I therefore decided to try a simple test using a really simple approach, simpler than the ones that I had seen. The designs I had seen seemed to be beyond my sketchy carpentry skills.
As a test I selected a small 16" X 20" gallery wrap canvas with 3/4" depth. You can get this size, but it seemed like something that would be easier for an experiment.
To make the frame, I chose a length of inexpensive 1" X 1" milled angle and an inexpensive 1" X 1/4" thick strip. Gluing the two together makes a frame that is 1" deep on the outside and 3/4"depth on the inside.
Now normally you have to use more pieces, but I realized that if the inside of the frame was a little large--and here is the tricky part--the painting were fastened to the back lined up just right, you could make a floater frame with just two parts. There's a trick, using tape.
Now some people might choose to cut first and paint the black last, or paint the black first, it's up to you. I'd advise using the method you think you are the least likely to mess up.
I put painters tape on the top edge and then did a coat using Liquitex clear gesso right up to the edge. I then did a second coat mixing acrylic black into the clear gesso and painted almost up to the edge, and then finished the edge with a small brush.
Since I am leaving the wood frame unfinished, I can sand away any mess ups, as long as they are not too bad. This produced excellent results as the black was very matte and totally nonreflective. It looks like a hole, which is what you want. You could also use black gesso, or a very flat black paint. (Don't use gloss.)
I combined pairs of those little wood wedges that you get with prestretched canvases glued together as guides. Using a hand saw with a fine tooth and a mitre box, I cut out the four sides, using the width of the guide for the extra amount of space to leave around the painting. (Note if you are bad at math, the frame must be the dimension of the painting plus twice the size of the guide.
I used a clamp to glue and join two sides at a time.
I then placed the painting face up inside the frame, and placed guides around the painting to make sure it is correctly centered. I then fastened it in temporarily into position with non-stick painter's tape. I then removed the guides.
Please note it is your responsibility to make sure your painting is dry and will not stick to the tape when you remove it. (This is a dry acrylic painting protected with a couple of layers of Soluvar varnish.)
The painting, "Oceana Pacifica", face up secured with tape. Don't try to skimp on tape, especially if you are securing a large piece!
Properly positioning the piece and making it secure is the secret to not having to do fancier carpentry.
Here you see the piece flipped over on a soft approximately clean carpet.
In the background, you can see the corner of a commercially prepared floater frame.

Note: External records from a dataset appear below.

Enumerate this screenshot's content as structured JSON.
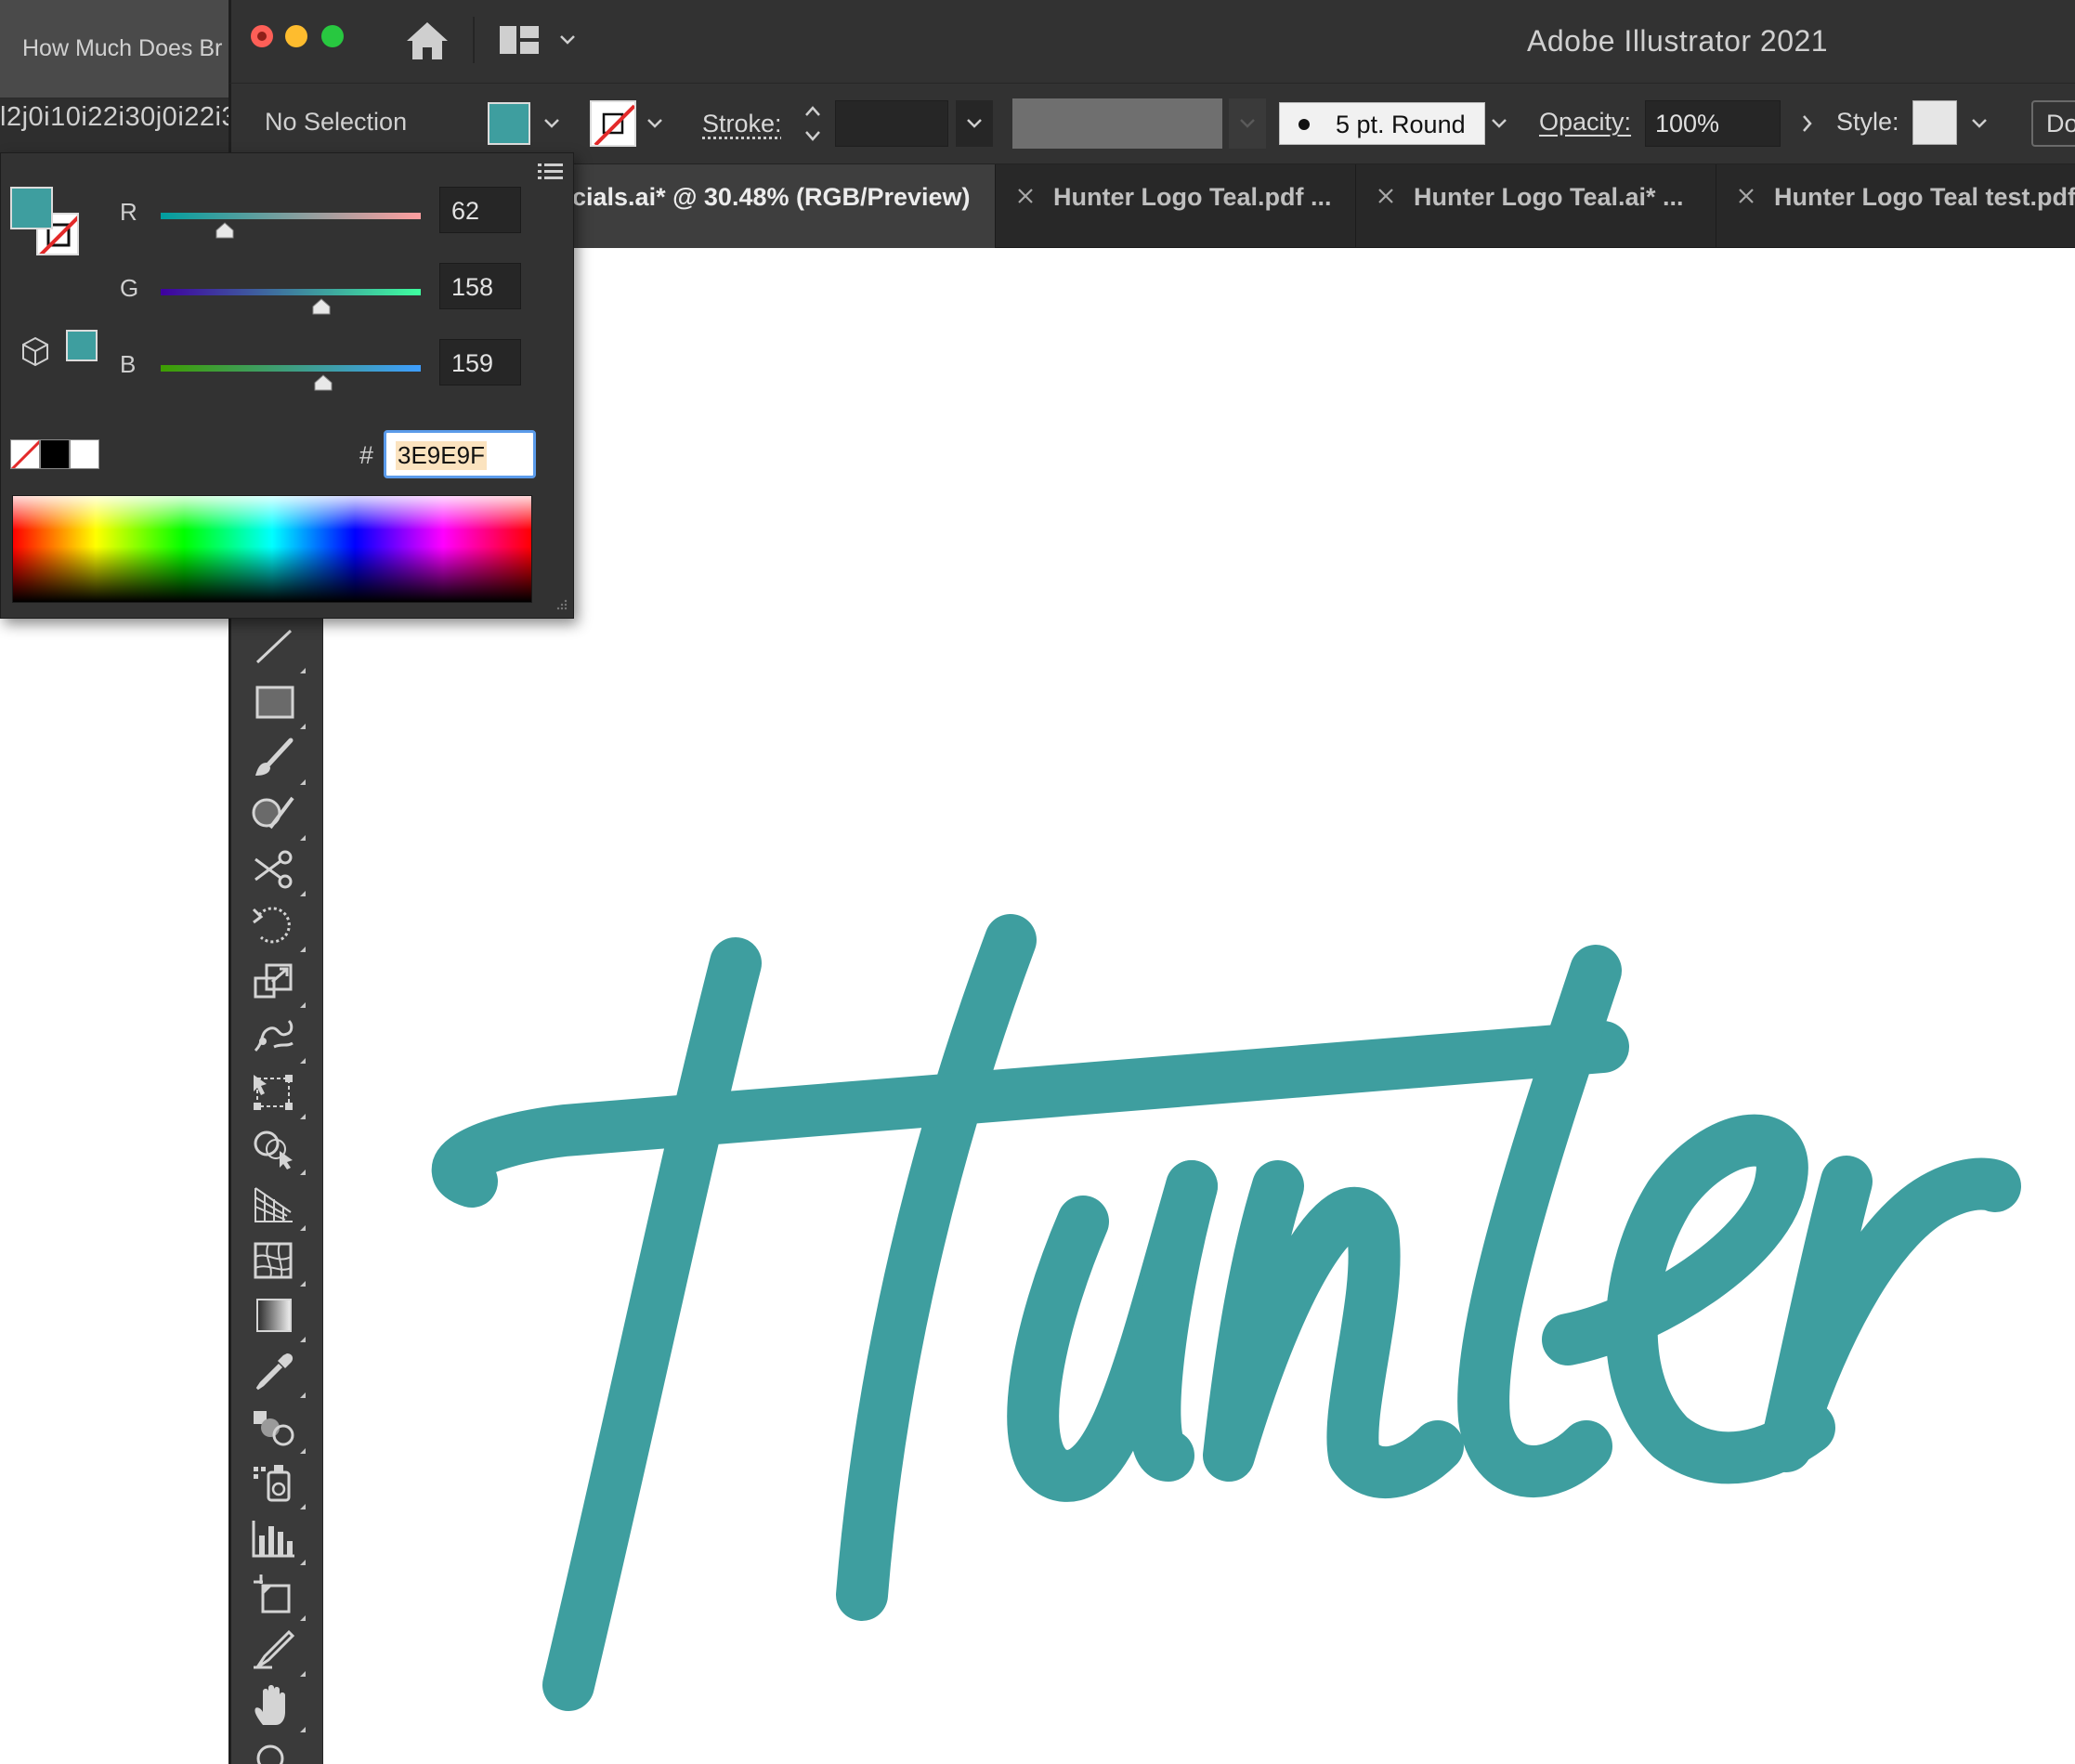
{
  "background_browser": {
    "tab_title": "How Much Does Br",
    "url_fragment": "l2j0i10i22i30j0i22i3"
  },
  "titlebar": {
    "app_title": "Adobe Illustrator 2021"
  },
  "control_bar": {
    "selection_label": "No Selection",
    "stroke_label": "Stroke:",
    "brush_label": "5 pt. Round",
    "opacity_label": "Opacity:",
    "opacity_value": "100%",
    "style_label": "Style:",
    "doc_setup_label": "Do"
  },
  "tabs": [
    {
      "label": "cials.ai* @ 30.48% (RGB/Preview)",
      "active": true
    },
    {
      "label": "Hunter Logo Teal.pdf ...",
      "active": false
    },
    {
      "label": "Hunter Logo Teal.ai* ...",
      "active": false
    },
    {
      "label": "Hunter Logo Teal test.pdf",
      "active": false
    }
  ],
  "color_panel": {
    "channels": [
      {
        "label": "R",
        "value": "62"
      },
      {
        "label": "G",
        "value": "158"
      },
      {
        "label": "B",
        "value": "159"
      }
    ],
    "hex_prefix": "#",
    "hex_value": "3E9E9F"
  },
  "colors": {
    "fill": "#3e9e9f",
    "ui_dark": "#323232",
    "ui_toolbar": "#3a3a3a",
    "canvas": "#ffffff",
    "focus": "#5b9bea"
  },
  "tools": [
    "line-segment-tool-icon",
    "rectangle-tool-icon",
    "paintbrush-tool-icon",
    "shaper-tool-icon",
    "scissors-tool-icon",
    "rotate-tool-icon",
    "scale-tool-icon",
    "warp-tool-icon",
    "free-transform-tool-icon",
    "shape-builder-tool-icon",
    "perspective-grid-tool-icon",
    "mesh-tool-icon",
    "gradient-tool-icon",
    "eyedropper-tool-icon",
    "blend-tool-icon",
    "symbol-sprayer-tool-icon",
    "column-graph-tool-icon",
    "artboard-tool-icon",
    "slice-tool-icon",
    "hand-tool-icon",
    "zoom-tool-icon"
  ]
}
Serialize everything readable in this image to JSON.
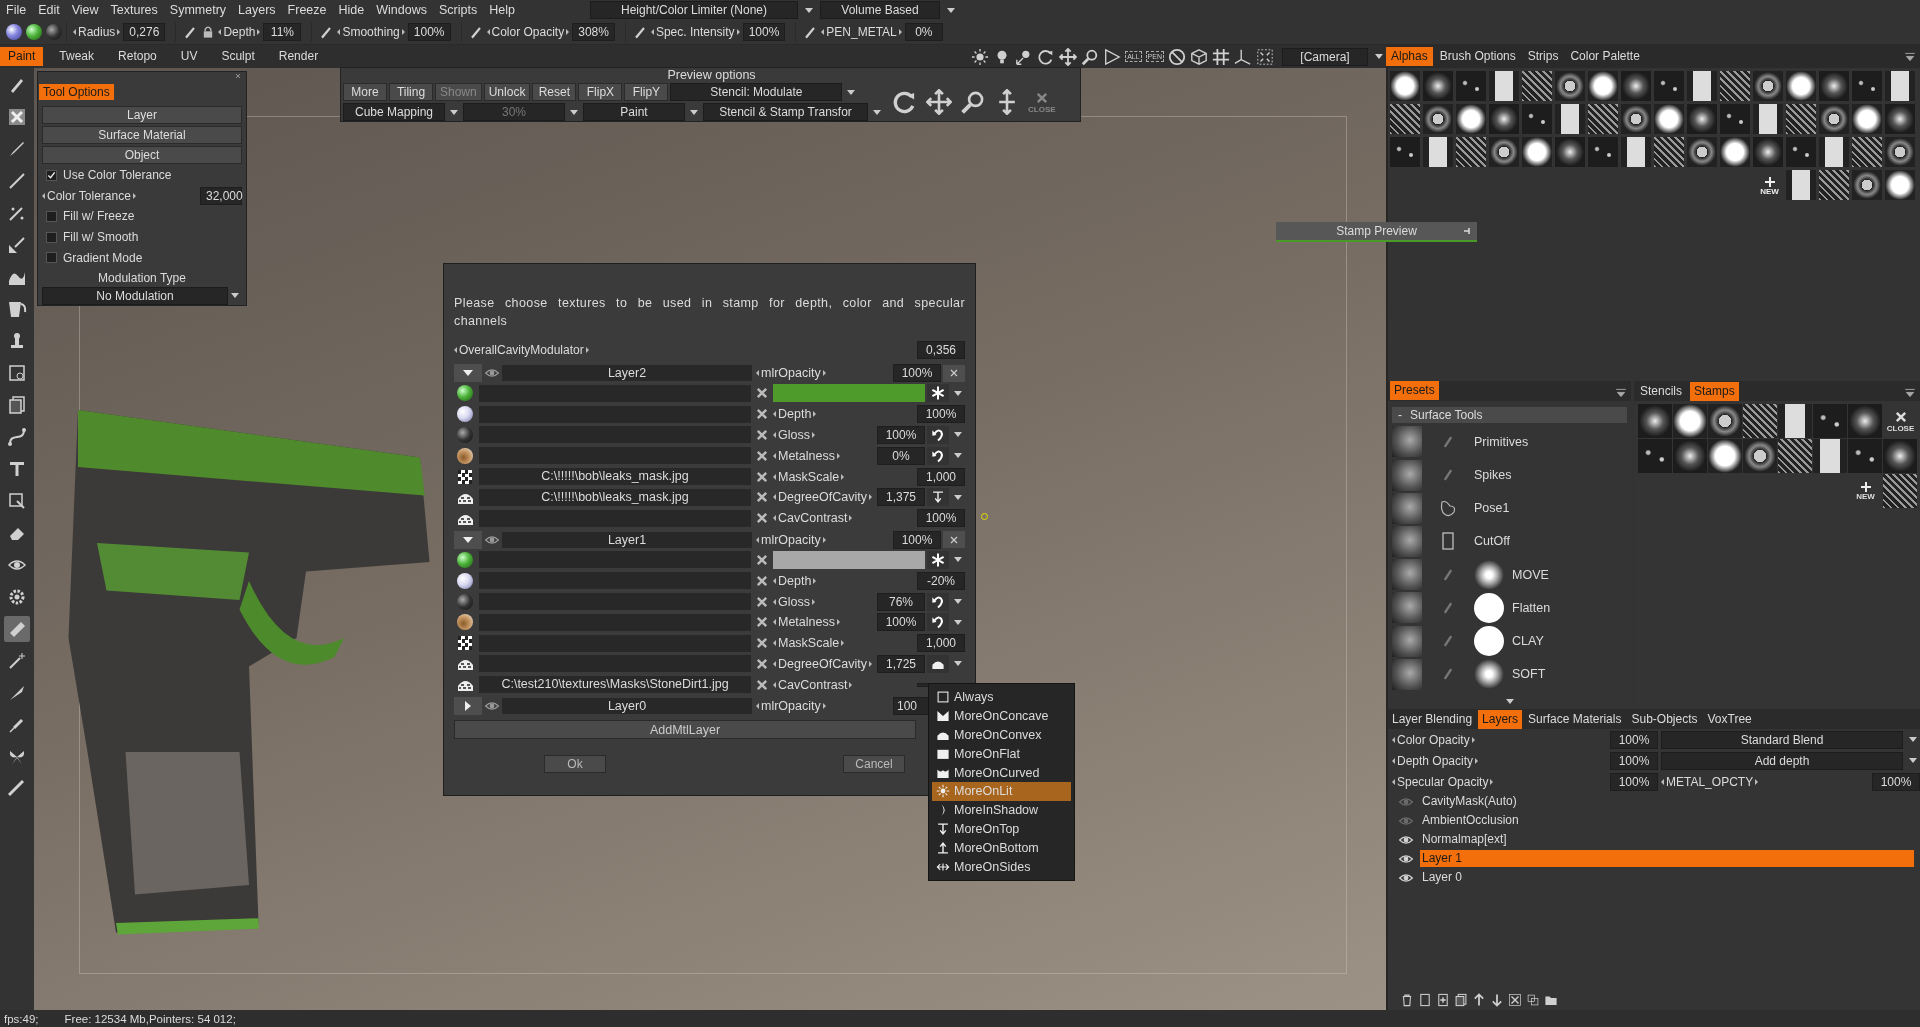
{
  "menu": [
    "File",
    "Edit",
    "View",
    "Textures",
    "Symmetry",
    "Layers",
    "Freeze",
    "Hide",
    "Windows",
    "Scripts",
    "Help"
  ],
  "top_dropdowns": [
    "Height/Color Limiter (None)",
    "Volume Based"
  ],
  "brush_params": [
    {
      "label": "Radius",
      "value": "0,276"
    },
    {
      "label": "Depth",
      "value": "11%"
    },
    {
      "label": "Smoothing",
      "value": "100%"
    },
    {
      "label": "Color Opacity",
      "value": "308%"
    },
    {
      "label": "Spec. Intensity",
      "value": "100%"
    },
    {
      "label": "PEN_METAL",
      "value": "0%"
    }
  ],
  "mode_tabs": [
    {
      "label": "Paint",
      "selected": true
    },
    {
      "label": "Tweak",
      "selected": false
    },
    {
      "label": "Retopo",
      "selected": false
    },
    {
      "label": "UV",
      "selected": false
    },
    {
      "label": "Sculpt",
      "selected": false
    },
    {
      "label": "Render",
      "selected": false
    }
  ],
  "view_labels": [
    "ALL",
    "PEN"
  ],
  "camera": "[Camera]",
  "right_tabs": [
    {
      "label": "Alphas",
      "selected": true
    },
    {
      "label": "Brush Options",
      "selected": false
    },
    {
      "label": "Strips",
      "selected": false
    },
    {
      "label": "Color Palette",
      "selected": false
    }
  ],
  "left_tools": [
    {
      "kind": "pen",
      "selected": false
    },
    {
      "kind": "cross",
      "selected": false
    },
    {
      "kind": "brush",
      "selected": false
    },
    {
      "kind": "line",
      "selected": false
    },
    {
      "kind": "splatter",
      "selected": false
    },
    {
      "kind": "brushfill",
      "selected": false
    },
    {
      "kind": "smudge",
      "selected": false
    },
    {
      "kind": "bucket",
      "selected": false
    },
    {
      "kind": "stamp",
      "selected": false
    },
    {
      "kind": "lasso",
      "selected": false
    },
    {
      "kind": "pages",
      "selected": false
    },
    {
      "kind": "curve",
      "selected": false
    },
    {
      "kind": "text",
      "selected": false
    },
    {
      "kind": "transform",
      "selected": false
    },
    {
      "kind": "eraser",
      "selected": false
    },
    {
      "kind": "eye",
      "selected": false
    },
    {
      "kind": "gear",
      "selected": false
    },
    {
      "kind": "ruler",
      "selected": true
    },
    {
      "kind": "wand",
      "selected": false
    },
    {
      "kind": "knife",
      "selected": false
    },
    {
      "kind": "syringe",
      "selected": false
    },
    {
      "kind": "butterfly",
      "selected": false
    },
    {
      "kind": "measure",
      "selected": false
    }
  ],
  "tool_options": {
    "title": "Tool Options",
    "buttons": [
      "Layer",
      "Surface Material",
      "Object"
    ],
    "rows": [
      {
        "kind": "check",
        "label": "Use Color Tolerance",
        "checked": true
      },
      {
        "kind": "param",
        "label": "Color Tolerance",
        "value": "32,000"
      },
      {
        "kind": "check",
        "label": "Fill w/ Freeze",
        "checked": false
      },
      {
        "kind": "check",
        "label": "Fill w/ Smooth",
        "checked": false
      },
      {
        "kind": "check",
        "label": "Gradient Mode",
        "checked": false
      }
    ],
    "modulation_label": "Modulation Type",
    "modulation": "No Modulation"
  },
  "preview_options": {
    "title": "Preview options",
    "buttons": [
      {
        "label": "More",
        "disabled": false
      },
      {
        "label": "Tiling",
        "disabled": false
      },
      {
        "label": "Shown",
        "disabled": true
      },
      {
        "label": "Unlock",
        "disabled": false
      },
      {
        "label": "Reset",
        "disabled": false
      },
      {
        "label": "FlipX",
        "disabled": false
      },
      {
        "label": "FlipY",
        "disabled": false
      }
    ],
    "stencil": "Stencil: Modulate",
    "dropdowns": [
      {
        "label": "Cube Mapping",
        "disabled": false
      },
      {
        "label": "30%",
        "disabled": true
      },
      {
        "label": "Paint",
        "disabled": false
      },
      {
        "label": "Stencil & Stamp Transfor",
        "disabled": false
      }
    ],
    "close": "CLOSE"
  },
  "stamp_preview": {
    "title": "Stamp Preview"
  },
  "dialog": {
    "message": "Please choose textures to be used in stamp for depth, color and specular channels",
    "overall": {
      "label": "OverallCavityModulator",
      "value": "0,356"
    },
    "layers": [
      {
        "name": "Layer2",
        "expanded": true,
        "opacity_label": "mlrOpacity",
        "opacity": "100%",
        "rows": [
          {
            "kind": "color",
            "color": "#4e9a2a"
          },
          {
            "kind": "depth",
            "label": "Depth",
            "value": "100%"
          },
          {
            "kind": "gloss",
            "label": "Gloss",
            "value": "100%"
          },
          {
            "kind": "metal",
            "label": "Metalness",
            "value": "0%"
          },
          {
            "kind": "mask",
            "path": "C:\\!!!!!\\bob\\leaks_mask.jpg",
            "label": "MaskScale",
            "value": "1,000"
          },
          {
            "kind": "cavity",
            "path": "C:\\!!!!!\\bob\\leaks_mask.jpg",
            "label": "DegreeOfCavity",
            "value": "1,375",
            "mode": {
              "kind": "top"
            }
          },
          {
            "kind": "contrast",
            "label": "CavContrast",
            "value": "100%"
          }
        ]
      },
      {
        "name": "Layer1",
        "expanded": true,
        "opacity_label": "mlrOpacity",
        "opacity": "100%",
        "rows": [
          {
            "kind": "color",
            "color": "#a8a8a8"
          },
          {
            "kind": "depth",
            "label": "Depth",
            "value": "-20%"
          },
          {
            "kind": "gloss",
            "label": "Gloss",
            "value": "76%"
          },
          {
            "kind": "metal",
            "label": "Metalness",
            "value": "100%"
          },
          {
            "kind": "mask",
            "label": "MaskScale",
            "value": "1,000"
          },
          {
            "kind": "cavity",
            "label": "DegreeOfCavity",
            "value": "1,725",
            "mode": {
              "kind": "convex"
            }
          },
          {
            "kind": "contrast",
            "path": "C:\\test210\\textures\\Masks\\StoneDirt1.jpg",
            "label": "CavContrast"
          }
        ]
      },
      {
        "name": "Layer0",
        "expanded": false,
        "opacity_label": "mlrOpacity",
        "opacity": "100"
      }
    ],
    "add_button": "AddMtlLayer",
    "ok": "Ok",
    "cancel": "Cancel"
  },
  "cavity_menu": [
    {
      "kind": "always",
      "label": "Always",
      "selected": false
    },
    {
      "kind": "concave",
      "label": "MoreOnConcave",
      "selected": false
    },
    {
      "kind": "convex",
      "label": "MoreOnConvex",
      "selected": false
    },
    {
      "kind": "flat",
      "label": "MoreOnFlat",
      "selected": false
    },
    {
      "kind": "curved",
      "label": "MoreOnCurved",
      "selected": false
    },
    {
      "kind": "lit",
      "label": "MoreOnLit",
      "selected": true
    },
    {
      "kind": "shadow",
      "label": "MoreInShadow",
      "selected": false
    },
    {
      "kind": "top",
      "label": "MoreOnTop",
      "selected": false
    },
    {
      "kind": "bottom",
      "label": "MoreOnBottom",
      "selected": false
    },
    {
      "kind": "sides",
      "label": "MoreOnSides",
      "selected": false
    }
  ],
  "alphas": {
    "new": "NEW"
  },
  "presets": {
    "tab": "Presets",
    "group": {
      "toggle": "-",
      "label": "Surface Tools"
    },
    "items": [
      {
        "kind": "pen",
        "label": "Primitives"
      },
      {
        "kind": "pen",
        "label": "Spikes"
      },
      {
        "kind": "pose",
        "label": "Pose1"
      },
      {
        "kind": "cutoff",
        "label": "CutOff"
      },
      {
        "kind": "soft",
        "label": "MOVE"
      },
      {
        "kind": "solid",
        "label": "Flatten"
      },
      {
        "kind": "solid",
        "label": "CLAY"
      },
      {
        "kind": "soft",
        "label": "SOFT"
      }
    ]
  },
  "stamps": {
    "tabs": [
      {
        "label": "Stencils",
        "selected": false
      },
      {
        "label": "Stamps",
        "selected": true
      }
    ],
    "close": "CLOSE",
    "new": "NEW"
  },
  "layers_panel": {
    "tabs": [
      {
        "label": "Layer Blending",
        "selected": false
      },
      {
        "label": "Layers",
        "selected": true
      },
      {
        "label": "Surface Materials",
        "selected": false
      },
      {
        "label": "Sub-Objects",
        "selected": false
      },
      {
        "label": "VoxTree",
        "selected": false
      }
    ],
    "params": [
      {
        "label": "Color Opacity",
        "value": "100%",
        "blend": "Standard Blend"
      },
      {
        "label": "Depth Opacity",
        "value": "100%",
        "blend": "Add depth"
      },
      {
        "label": "Specular Opacity",
        "value": "100%",
        "extra_label": "METAL_OPCTY",
        "extra_value": "100%"
      }
    ],
    "layers": [
      {
        "name": "CavityMask(Auto)",
        "visible": false,
        "selected": false
      },
      {
        "name": "AmbientOcclusion",
        "visible": false,
        "selected": false
      },
      {
        "name": "Normalmap[ext]",
        "visible": true,
        "selected": false
      },
      {
        "name": "Layer 1",
        "visible": true,
        "selected": true
      },
      {
        "name": "Layer 0",
        "visible": true,
        "selected": false
      }
    ]
  },
  "status": [
    "fps:49;",
    "Free: 12534 Mb,Pointers: 54 012;"
  ]
}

Screw in, preferably using dogleg brackets. (These are hard to come by, but there were some extras in the frame kits I have bought.) Add a wire to hang it. Remove the tape.
(Did you put the wire on the correct (top) side? Good.)
The finished piece.